It is almost Easter Sunday! Time for Easter egg hunts, brunch tables set with daffodils, branches with budding leaves and a quick and easy baked French toast. The night before, you just pull the ingredients together (while everyone else is doing the dishes). Easter morning you finish the topping, then just stick it in the oven and while you help find the last Easter eggs, your house will fill with the scent of maple syrup, apples and cinnamon.
However, if you would rather hold forth at the stove, belting your favorite morning song while flipping french toast slices through the air, bless you, I have included a recipe for regular French Toast for Saints below too…
Porridge is hip! That is, the new and crunchy, fruity, whole grain, fill up your belly with sunshine and power kind. The rest of the world is eating fantastic cooked grains for breakfast (and sometimes lunch and dinner) garnished with all sorts of amazing toppings, and we are still just slurping the sweet gluey powder from a package (more commonly called “oatmeal” in the US). I say rise and shine to the whole grain homemade porridge…
This recipe comes to us from Patrice of Circle B Kitchen.
Beets are slow roasted until sweet and paired with toasted almonds, orange segments and creamy goat cheese in this classic salad. Kids will have fun crumbling the goat cheese and whisking together the fresh squeezed orange vinaigrette…
Guacamole has been around for hundreds of years (it was originally made by the Aztecs as early as the 16th century), and it’s not just a chip dip for Cinco de Mayo or Super Bowl Sunday. Try adding guacamole to all sorts of dishes. Here are some ideas:
* As a spread on sandwiches and burgers.
* As a topping for baked potatoes (more nutritious than butter or sour cream).

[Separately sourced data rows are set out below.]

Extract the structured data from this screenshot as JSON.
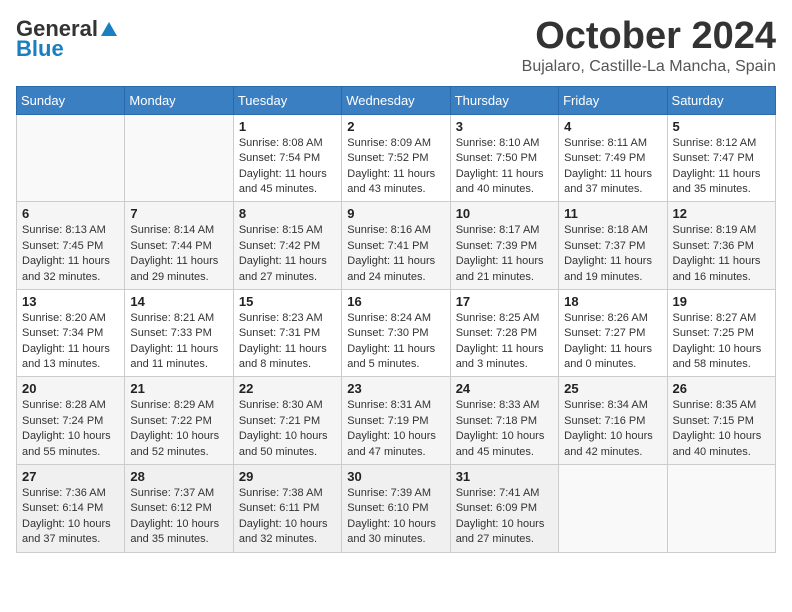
{
  "logo": {
    "general": "General",
    "blue": "Blue"
  },
  "title": {
    "month": "October 2024",
    "location": "Bujalaro, Castille-La Mancha, Spain"
  },
  "weekdays": [
    "Sunday",
    "Monday",
    "Tuesday",
    "Wednesday",
    "Thursday",
    "Friday",
    "Saturday"
  ],
  "weeks": [
    [
      {
        "day": "",
        "sunrise": "",
        "sunset": "",
        "daylight": ""
      },
      {
        "day": "",
        "sunrise": "",
        "sunset": "",
        "daylight": ""
      },
      {
        "day": "1",
        "sunrise": "Sunrise: 8:08 AM",
        "sunset": "Sunset: 7:54 PM",
        "daylight": "Daylight: 11 hours and 45 minutes."
      },
      {
        "day": "2",
        "sunrise": "Sunrise: 8:09 AM",
        "sunset": "Sunset: 7:52 PM",
        "daylight": "Daylight: 11 hours and 43 minutes."
      },
      {
        "day": "3",
        "sunrise": "Sunrise: 8:10 AM",
        "sunset": "Sunset: 7:50 PM",
        "daylight": "Daylight: 11 hours and 40 minutes."
      },
      {
        "day": "4",
        "sunrise": "Sunrise: 8:11 AM",
        "sunset": "Sunset: 7:49 PM",
        "daylight": "Daylight: 11 hours and 37 minutes."
      },
      {
        "day": "5",
        "sunrise": "Sunrise: 8:12 AM",
        "sunset": "Sunset: 7:47 PM",
        "daylight": "Daylight: 11 hours and 35 minutes."
      }
    ],
    [
      {
        "day": "6",
        "sunrise": "Sunrise: 8:13 AM",
        "sunset": "Sunset: 7:45 PM",
        "daylight": "Daylight: 11 hours and 32 minutes."
      },
      {
        "day": "7",
        "sunrise": "Sunrise: 8:14 AM",
        "sunset": "Sunset: 7:44 PM",
        "daylight": "Daylight: 11 hours and 29 minutes."
      },
      {
        "day": "8",
        "sunrise": "Sunrise: 8:15 AM",
        "sunset": "Sunset: 7:42 PM",
        "daylight": "Daylight: 11 hours and 27 minutes."
      },
      {
        "day": "9",
        "sunrise": "Sunrise: 8:16 AM",
        "sunset": "Sunset: 7:41 PM",
        "daylight": "Daylight: 11 hours and 24 minutes."
      },
      {
        "day": "10",
        "sunrise": "Sunrise: 8:17 AM",
        "sunset": "Sunset: 7:39 PM",
        "daylight": "Daylight: 11 hours and 21 minutes."
      },
      {
        "day": "11",
        "sunrise": "Sunrise: 8:18 AM",
        "sunset": "Sunset: 7:37 PM",
        "daylight": "Daylight: 11 hours and 19 minutes."
      },
      {
        "day": "12",
        "sunrise": "Sunrise: 8:19 AM",
        "sunset": "Sunset: 7:36 PM",
        "daylight": "Daylight: 11 hours and 16 minutes."
      }
    ],
    [
      {
        "day": "13",
        "sunrise": "Sunrise: 8:20 AM",
        "sunset": "Sunset: 7:34 PM",
        "daylight": "Daylight: 11 hours and 13 minutes."
      },
      {
        "day": "14",
        "sunrise": "Sunrise: 8:21 AM",
        "sunset": "Sunset: 7:33 PM",
        "daylight": "Daylight: 11 hours and 11 minutes."
      },
      {
        "day": "15",
        "sunrise": "Sunrise: 8:23 AM",
        "sunset": "Sunset: 7:31 PM",
        "daylight": "Daylight: 11 hours and 8 minutes."
      },
      {
        "day": "16",
        "sunrise": "Sunrise: 8:24 AM",
        "sunset": "Sunset: 7:30 PM",
        "daylight": "Daylight: 11 hours and 5 minutes."
      },
      {
        "day": "17",
        "sunrise": "Sunrise: 8:25 AM",
        "sunset": "Sunset: 7:28 PM",
        "daylight": "Daylight: 11 hours and 3 minutes."
      },
      {
        "day": "18",
        "sunrise": "Sunrise: 8:26 AM",
        "sunset": "Sunset: 7:27 PM",
        "daylight": "Daylight: 11 hours and 0 minutes."
      },
      {
        "day": "19",
        "sunrise": "Sunrise: 8:27 AM",
        "sunset": "Sunset: 7:25 PM",
        "daylight": "Daylight: 10 hours and 58 minutes."
      }
    ],
    [
      {
        "day": "20",
        "sunrise": "Sunrise: 8:28 AM",
        "sunset": "Sunset: 7:24 PM",
        "daylight": "Daylight: 10 hours and 55 minutes."
      },
      {
        "day": "21",
        "sunrise": "Sunrise: 8:29 AM",
        "sunset": "Sunset: 7:22 PM",
        "daylight": "Daylight: 10 hours and 52 minutes."
      },
      {
        "day": "22",
        "sunrise": "Sunrise: 8:30 AM",
        "sunset": "Sunset: 7:21 PM",
        "daylight": "Daylight: 10 hours and 50 minutes."
      },
      {
        "day": "23",
        "sunrise": "Sunrise: 8:31 AM",
        "sunset": "Sunset: 7:19 PM",
        "daylight": "Daylight: 10 hours and 47 minutes."
      },
      {
        "day": "24",
        "sunrise": "Sunrise: 8:33 AM",
        "sunset": "Sunset: 7:18 PM",
        "daylight": "Daylight: 10 hours and 45 minutes."
      },
      {
        "day": "25",
        "sunrise": "Sunrise: 8:34 AM",
        "sunset": "Sunset: 7:16 PM",
        "daylight": "Daylight: 10 hours and 42 minutes."
      },
      {
        "day": "26",
        "sunrise": "Sunrise: 8:35 AM",
        "sunset": "Sunset: 7:15 PM",
        "daylight": "Daylight: 10 hours and 40 minutes."
      }
    ],
    [
      {
        "day": "27",
        "sunrise": "Sunrise: 7:36 AM",
        "sunset": "Sunset: 6:14 PM",
        "daylight": "Daylight: 10 hours and 37 minutes."
      },
      {
        "day": "28",
        "sunrise": "Sunrise: 7:37 AM",
        "sunset": "Sunset: 6:12 PM",
        "daylight": "Daylight: 10 hours and 35 minutes."
      },
      {
        "day": "29",
        "sunrise": "Sunrise: 7:38 AM",
        "sunset": "Sunset: 6:11 PM",
        "daylight": "Daylight: 10 hours and 32 minutes."
      },
      {
        "day": "30",
        "sunrise": "Sunrise: 7:39 AM",
        "sunset": "Sunset: 6:10 PM",
        "daylight": "Daylight: 10 hours and 30 minutes."
      },
      {
        "day": "31",
        "sunrise": "Sunrise: 7:41 AM",
        "sunset": "Sunset: 6:09 PM",
        "daylight": "Daylight: 10 hours and 27 minutes."
      },
      {
        "day": "",
        "sunrise": "",
        "sunset": "",
        "daylight": ""
      },
      {
        "day": "",
        "sunrise": "",
        "sunset": "",
        "daylight": ""
      }
    ]
  ]
}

* As a tasty addition to omelettes and egg scrambles.
* As a dip for your crudité.
In fact, guacamole works with just about everything, and it is easy to make, even for your kids:
In a bowl, mash three peeled and pitted avocados, the juice of one lime, and one teaspoon of salt. Stir in 1/2 cup of chopped onion, 2-3 tablespoons of chopped cilantro, two chopped roma tomatoes, and about 1 teaspoon of minced garlic. Refrigerate 1 hour for best flavor, or serve immediately.
For more guacamole recipe ideas, visit the California Avocado Commission.
And to dispel a myth, adding the avocado pit to the guacamole does not keep it green. Well, yes it does, but only right where the pit is covering the guacamole. The key is to keep air from touching the guacamole, so if you can’t eat it right away, lay a piece of wax paper, a flat plate, or a thin layer of salsa directly onto the guacamole. A small amount of acid like lime or lemon juice will also help prevent the avocado from oxidizing too quickly. If you want to store half an avocado, leave it in its skin, rub the cut part with a little olive oil, and store it face down on a plate in the fridge.